I think blindly sending mail doesn’t do anything. You need to call, e-mail and be patient. And calling me isn’t ever annoying. I respect the fact that people are trying to hustle and make a career. It’s not at all annoying to me to receive an e-mail once a week or two from someone or a phone message. I shouldn’t be the only person you’re doing it to. You should be doing it to 100 people. I’m one guy at one agency. I think people see it as just the fact that they got me on the phone means they’ve reached the finish line. “I got him on the phone, I sent him my CD … now the money’s going to start rolling in.” Maybe there’s a letdown when a month later they say, “Hey, what’s up? You haven’t licensed any of my music yet.” I tell everybody who I deal with pretty much that if you’re patient with me and have an on-going dialogue, at some point we’re probably going to hit on something.

 

There are people I’ve known for years that I still keep in contact with, and for whatever reason it’s never resulted in them getting cut a check. There are other people that have hit me up on Facebook, and I’ve met them somewhere and had lunch, and a month later, we hit a deal. There are a lot of factors beyond their control and my control that determine whether or not we’re going to connect. So, work your network, stay on top of people. There’s a fine line between it being a little over the top and staying on people’s radar. You have to stay on people’s radar because of the amount of people that are calling. Even if I love someone to death, and they’re super cool, if I haven’t talked to them in five months, it’s not in the front part of my brain to get in touch with them.

 

I think another interesting thing is that some of the most influential music people by the nature of the process are editors. A lot of time stuff comes because an editor starts cutting some music as part of a demo spot and it may influence the director as to where the music goes.  So, if you have any friends that are editors, definitely give them your songs. I think one thing that’s super important too is to have instrumentals at the ready, and also to have your stems at the ready as well. Lyrics can be a great thing and make something really hit, but more likely than not you have a better shot at placing something instrumental. Don’t just try to push your version with vocals, but have the instrumentals with them.

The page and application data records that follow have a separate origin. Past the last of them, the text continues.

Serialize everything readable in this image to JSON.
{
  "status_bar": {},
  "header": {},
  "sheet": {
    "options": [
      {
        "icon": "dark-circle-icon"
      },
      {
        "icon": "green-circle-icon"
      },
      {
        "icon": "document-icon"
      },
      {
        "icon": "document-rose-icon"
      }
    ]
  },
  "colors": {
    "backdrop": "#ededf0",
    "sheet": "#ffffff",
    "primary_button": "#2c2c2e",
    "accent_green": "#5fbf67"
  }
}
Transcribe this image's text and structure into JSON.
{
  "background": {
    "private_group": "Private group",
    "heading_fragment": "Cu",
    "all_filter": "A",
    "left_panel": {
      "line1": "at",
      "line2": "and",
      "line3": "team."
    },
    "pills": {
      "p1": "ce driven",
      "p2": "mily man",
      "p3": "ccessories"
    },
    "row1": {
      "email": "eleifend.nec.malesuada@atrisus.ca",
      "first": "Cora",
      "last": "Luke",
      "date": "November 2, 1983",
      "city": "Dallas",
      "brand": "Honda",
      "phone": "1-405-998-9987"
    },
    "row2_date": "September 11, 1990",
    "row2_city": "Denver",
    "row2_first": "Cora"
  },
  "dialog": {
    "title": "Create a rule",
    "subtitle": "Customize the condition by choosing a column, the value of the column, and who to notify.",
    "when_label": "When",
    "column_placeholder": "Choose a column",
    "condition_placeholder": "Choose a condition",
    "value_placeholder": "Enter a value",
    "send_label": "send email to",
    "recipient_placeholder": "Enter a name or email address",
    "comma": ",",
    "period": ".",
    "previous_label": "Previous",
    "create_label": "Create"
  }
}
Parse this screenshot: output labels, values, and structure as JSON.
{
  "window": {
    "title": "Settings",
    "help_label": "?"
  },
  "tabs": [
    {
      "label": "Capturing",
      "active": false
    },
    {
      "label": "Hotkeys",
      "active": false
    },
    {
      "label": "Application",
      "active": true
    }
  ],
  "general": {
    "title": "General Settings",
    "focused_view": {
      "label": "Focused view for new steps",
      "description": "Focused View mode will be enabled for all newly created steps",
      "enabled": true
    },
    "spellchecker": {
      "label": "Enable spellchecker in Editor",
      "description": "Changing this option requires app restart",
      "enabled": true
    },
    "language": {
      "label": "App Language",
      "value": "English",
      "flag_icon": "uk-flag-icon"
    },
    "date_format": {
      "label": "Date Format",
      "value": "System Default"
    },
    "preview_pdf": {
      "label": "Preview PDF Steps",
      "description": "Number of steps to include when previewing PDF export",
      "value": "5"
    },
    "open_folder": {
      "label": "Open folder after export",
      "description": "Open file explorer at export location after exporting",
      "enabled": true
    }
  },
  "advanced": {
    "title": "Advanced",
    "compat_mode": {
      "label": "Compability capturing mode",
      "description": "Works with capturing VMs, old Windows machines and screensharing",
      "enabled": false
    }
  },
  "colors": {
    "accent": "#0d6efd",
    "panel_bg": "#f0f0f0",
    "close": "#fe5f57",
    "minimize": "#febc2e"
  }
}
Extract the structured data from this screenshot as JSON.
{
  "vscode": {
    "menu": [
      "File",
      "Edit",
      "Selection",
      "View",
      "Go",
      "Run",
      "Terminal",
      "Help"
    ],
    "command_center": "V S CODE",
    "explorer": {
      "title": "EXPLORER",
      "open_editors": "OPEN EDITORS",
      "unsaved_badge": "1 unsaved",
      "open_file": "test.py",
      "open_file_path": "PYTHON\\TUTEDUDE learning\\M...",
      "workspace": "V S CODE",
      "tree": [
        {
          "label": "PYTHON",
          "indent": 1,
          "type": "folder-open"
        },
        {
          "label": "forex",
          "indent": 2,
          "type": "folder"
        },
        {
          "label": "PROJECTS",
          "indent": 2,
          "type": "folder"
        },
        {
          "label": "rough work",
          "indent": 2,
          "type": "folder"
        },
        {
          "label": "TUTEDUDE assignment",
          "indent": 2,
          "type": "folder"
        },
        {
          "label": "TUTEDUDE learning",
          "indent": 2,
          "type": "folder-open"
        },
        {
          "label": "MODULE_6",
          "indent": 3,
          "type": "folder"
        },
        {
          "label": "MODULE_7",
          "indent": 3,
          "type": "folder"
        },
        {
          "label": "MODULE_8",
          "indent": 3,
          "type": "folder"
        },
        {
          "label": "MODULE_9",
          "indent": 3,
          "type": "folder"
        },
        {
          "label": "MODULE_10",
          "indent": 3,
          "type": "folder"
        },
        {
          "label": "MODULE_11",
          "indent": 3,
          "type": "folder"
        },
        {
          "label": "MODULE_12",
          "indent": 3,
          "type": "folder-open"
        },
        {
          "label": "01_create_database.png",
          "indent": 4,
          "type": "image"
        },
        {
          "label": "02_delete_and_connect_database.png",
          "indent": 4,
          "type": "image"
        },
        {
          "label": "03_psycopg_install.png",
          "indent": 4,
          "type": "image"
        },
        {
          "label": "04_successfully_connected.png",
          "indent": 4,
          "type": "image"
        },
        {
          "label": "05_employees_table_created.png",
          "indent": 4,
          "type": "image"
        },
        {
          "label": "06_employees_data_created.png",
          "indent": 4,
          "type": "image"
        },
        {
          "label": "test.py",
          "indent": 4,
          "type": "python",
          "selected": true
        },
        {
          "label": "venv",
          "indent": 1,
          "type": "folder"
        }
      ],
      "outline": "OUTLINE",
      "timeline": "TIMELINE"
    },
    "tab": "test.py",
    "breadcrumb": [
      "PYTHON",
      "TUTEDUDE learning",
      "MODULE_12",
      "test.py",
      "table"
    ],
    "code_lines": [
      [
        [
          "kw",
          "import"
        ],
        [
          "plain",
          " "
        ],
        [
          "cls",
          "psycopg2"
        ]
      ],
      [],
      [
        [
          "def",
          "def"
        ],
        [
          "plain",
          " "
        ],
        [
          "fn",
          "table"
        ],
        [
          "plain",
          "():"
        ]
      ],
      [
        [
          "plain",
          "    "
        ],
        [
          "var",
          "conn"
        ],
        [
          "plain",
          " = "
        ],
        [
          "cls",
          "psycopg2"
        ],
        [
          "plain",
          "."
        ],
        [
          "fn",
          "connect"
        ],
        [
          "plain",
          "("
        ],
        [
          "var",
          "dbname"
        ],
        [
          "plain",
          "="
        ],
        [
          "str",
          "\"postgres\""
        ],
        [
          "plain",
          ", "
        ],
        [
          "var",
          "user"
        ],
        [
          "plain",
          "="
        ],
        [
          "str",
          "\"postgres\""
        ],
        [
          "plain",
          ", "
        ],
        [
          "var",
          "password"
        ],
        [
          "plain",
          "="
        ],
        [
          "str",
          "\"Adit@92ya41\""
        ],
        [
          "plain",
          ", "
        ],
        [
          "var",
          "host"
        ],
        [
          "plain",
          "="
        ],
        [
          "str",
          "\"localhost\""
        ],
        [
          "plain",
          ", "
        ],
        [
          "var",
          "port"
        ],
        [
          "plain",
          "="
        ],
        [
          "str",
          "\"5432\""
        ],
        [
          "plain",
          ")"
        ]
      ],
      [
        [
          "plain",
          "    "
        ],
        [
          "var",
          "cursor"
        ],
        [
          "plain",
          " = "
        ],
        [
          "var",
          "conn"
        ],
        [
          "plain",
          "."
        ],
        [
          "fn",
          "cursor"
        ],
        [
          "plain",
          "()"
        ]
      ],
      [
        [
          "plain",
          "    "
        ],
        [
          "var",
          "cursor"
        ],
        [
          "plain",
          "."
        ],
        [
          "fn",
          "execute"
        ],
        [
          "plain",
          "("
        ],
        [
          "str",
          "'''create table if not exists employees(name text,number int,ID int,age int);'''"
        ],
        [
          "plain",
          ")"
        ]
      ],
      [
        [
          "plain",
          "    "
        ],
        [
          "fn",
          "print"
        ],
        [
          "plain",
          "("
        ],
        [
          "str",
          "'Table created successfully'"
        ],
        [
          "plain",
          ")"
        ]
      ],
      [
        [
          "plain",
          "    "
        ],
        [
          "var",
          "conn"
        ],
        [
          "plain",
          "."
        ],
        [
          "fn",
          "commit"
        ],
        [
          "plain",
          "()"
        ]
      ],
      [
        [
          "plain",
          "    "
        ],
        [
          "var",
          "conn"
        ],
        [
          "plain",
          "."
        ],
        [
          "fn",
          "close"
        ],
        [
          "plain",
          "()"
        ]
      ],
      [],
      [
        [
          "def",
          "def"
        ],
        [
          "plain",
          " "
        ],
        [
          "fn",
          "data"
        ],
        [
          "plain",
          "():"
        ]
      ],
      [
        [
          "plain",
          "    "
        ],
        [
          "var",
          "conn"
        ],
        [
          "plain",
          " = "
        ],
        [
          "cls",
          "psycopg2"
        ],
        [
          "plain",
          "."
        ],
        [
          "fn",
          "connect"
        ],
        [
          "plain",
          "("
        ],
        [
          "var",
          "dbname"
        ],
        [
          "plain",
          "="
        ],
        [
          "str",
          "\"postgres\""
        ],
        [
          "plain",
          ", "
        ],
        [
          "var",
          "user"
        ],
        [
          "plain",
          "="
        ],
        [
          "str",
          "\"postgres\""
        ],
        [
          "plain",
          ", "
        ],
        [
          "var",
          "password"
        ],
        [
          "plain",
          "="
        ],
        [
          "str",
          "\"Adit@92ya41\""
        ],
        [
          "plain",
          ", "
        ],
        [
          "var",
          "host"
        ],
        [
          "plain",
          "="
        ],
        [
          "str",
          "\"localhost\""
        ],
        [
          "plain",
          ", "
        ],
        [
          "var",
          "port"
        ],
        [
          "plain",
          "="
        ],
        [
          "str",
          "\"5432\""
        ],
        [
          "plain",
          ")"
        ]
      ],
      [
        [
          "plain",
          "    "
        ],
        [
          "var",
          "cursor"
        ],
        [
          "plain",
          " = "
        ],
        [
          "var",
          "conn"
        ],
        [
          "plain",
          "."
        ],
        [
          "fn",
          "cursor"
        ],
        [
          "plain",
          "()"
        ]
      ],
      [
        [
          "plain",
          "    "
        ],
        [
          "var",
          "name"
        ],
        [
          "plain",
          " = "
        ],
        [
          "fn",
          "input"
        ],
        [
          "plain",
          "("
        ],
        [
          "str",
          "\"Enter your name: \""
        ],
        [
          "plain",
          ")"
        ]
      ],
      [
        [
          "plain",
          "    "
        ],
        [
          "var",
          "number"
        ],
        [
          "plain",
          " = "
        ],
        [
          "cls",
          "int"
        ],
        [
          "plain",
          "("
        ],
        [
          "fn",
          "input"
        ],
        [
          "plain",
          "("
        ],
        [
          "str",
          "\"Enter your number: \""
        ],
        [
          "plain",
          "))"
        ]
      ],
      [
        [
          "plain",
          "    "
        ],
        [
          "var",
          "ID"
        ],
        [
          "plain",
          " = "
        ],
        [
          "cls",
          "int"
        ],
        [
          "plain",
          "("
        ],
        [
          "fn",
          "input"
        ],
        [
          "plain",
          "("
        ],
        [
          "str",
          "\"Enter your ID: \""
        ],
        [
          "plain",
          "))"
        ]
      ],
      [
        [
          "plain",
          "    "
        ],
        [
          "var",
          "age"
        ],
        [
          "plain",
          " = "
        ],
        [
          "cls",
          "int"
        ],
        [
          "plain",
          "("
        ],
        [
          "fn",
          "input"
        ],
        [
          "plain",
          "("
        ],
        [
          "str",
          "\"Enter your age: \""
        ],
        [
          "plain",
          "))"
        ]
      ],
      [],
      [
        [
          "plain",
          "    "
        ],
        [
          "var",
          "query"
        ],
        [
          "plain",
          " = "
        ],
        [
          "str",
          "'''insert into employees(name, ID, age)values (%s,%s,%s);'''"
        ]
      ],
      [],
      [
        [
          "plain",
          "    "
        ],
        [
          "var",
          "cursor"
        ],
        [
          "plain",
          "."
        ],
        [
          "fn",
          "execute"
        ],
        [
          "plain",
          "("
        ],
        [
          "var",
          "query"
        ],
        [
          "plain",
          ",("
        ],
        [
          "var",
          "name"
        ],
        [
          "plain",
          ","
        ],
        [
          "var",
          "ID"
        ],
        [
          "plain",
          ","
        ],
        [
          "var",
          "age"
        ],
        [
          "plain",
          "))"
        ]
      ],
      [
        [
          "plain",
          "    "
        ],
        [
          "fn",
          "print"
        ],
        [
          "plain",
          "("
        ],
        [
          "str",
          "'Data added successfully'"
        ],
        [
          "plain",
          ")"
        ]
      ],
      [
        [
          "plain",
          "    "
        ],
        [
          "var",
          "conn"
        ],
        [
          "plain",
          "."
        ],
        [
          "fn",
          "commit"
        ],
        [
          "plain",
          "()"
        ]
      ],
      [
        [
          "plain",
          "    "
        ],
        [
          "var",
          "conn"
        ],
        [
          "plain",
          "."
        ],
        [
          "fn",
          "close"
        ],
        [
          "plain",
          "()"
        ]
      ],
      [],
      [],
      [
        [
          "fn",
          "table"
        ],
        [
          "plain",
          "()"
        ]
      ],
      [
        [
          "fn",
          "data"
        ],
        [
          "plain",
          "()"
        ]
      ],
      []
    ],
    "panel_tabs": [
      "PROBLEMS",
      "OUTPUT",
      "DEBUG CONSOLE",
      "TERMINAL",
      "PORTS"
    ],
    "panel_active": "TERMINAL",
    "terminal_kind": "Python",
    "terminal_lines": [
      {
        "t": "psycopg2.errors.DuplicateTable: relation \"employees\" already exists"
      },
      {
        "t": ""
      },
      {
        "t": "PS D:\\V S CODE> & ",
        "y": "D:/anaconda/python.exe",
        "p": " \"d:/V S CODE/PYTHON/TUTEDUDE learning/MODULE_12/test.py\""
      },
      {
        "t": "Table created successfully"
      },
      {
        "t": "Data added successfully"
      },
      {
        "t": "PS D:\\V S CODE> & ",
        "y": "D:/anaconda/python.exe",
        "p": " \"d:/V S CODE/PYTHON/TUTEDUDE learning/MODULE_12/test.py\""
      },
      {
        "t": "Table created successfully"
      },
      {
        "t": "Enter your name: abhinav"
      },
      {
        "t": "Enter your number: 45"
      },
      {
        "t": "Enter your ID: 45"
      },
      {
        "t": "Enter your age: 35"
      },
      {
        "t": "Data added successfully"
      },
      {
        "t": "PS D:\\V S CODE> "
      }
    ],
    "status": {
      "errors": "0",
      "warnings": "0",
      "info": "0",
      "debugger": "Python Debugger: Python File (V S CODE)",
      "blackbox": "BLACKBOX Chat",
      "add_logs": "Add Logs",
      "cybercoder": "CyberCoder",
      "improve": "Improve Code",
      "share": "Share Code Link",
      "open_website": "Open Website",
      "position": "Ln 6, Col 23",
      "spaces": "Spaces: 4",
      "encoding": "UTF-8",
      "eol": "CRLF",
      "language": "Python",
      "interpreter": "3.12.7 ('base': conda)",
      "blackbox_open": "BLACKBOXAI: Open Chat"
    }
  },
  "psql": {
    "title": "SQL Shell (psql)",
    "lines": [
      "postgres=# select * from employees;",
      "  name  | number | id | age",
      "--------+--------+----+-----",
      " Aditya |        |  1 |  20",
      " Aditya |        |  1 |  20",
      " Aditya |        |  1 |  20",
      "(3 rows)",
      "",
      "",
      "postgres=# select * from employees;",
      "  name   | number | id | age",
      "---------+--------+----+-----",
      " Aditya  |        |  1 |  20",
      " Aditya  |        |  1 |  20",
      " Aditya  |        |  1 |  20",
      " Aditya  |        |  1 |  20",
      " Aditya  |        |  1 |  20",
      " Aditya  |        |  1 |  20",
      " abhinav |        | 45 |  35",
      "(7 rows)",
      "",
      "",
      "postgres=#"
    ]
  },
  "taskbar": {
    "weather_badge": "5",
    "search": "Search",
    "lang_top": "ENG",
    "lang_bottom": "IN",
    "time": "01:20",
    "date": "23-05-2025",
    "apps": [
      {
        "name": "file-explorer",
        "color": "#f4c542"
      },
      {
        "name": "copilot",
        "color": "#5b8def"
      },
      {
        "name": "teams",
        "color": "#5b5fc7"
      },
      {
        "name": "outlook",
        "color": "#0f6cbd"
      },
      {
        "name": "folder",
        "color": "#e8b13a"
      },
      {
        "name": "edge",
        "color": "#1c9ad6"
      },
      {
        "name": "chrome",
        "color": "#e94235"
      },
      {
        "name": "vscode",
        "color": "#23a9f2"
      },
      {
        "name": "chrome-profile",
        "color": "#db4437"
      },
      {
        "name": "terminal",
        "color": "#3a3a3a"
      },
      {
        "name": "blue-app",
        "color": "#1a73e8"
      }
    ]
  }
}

Its’ hard for things to sync up lyrically with a campaign, and additionally, if it’s a dialogue-heavy spot, creatively it doesn’t make a lot of sense to have vocals conflicting with the dialogue, because it distracts from what you’re trying to do with the dialogue. Frequently I say, “Can I get an instrumental of this?” And the person says, “Oh, I don’t know. I have to find my producer” or “I have to find my engineer.” Having those versions ready is vital. Having your stems available is also definitely important. A song may be great for something, but there might be some issue with timing or how it times out in a spot. You want the song to come in at a certain point and you need someone that’s mixing it and editing it on the sound side to hit the transitions in an exact spot, you can’t do that with someone’s MP3 with vocals on it. You need instrumentals or splits so they can chop them up to get really specific. Having those is really important.

 

You can learn more about Bill and the work he does with artists on the Crispin Porter & Bogusky website.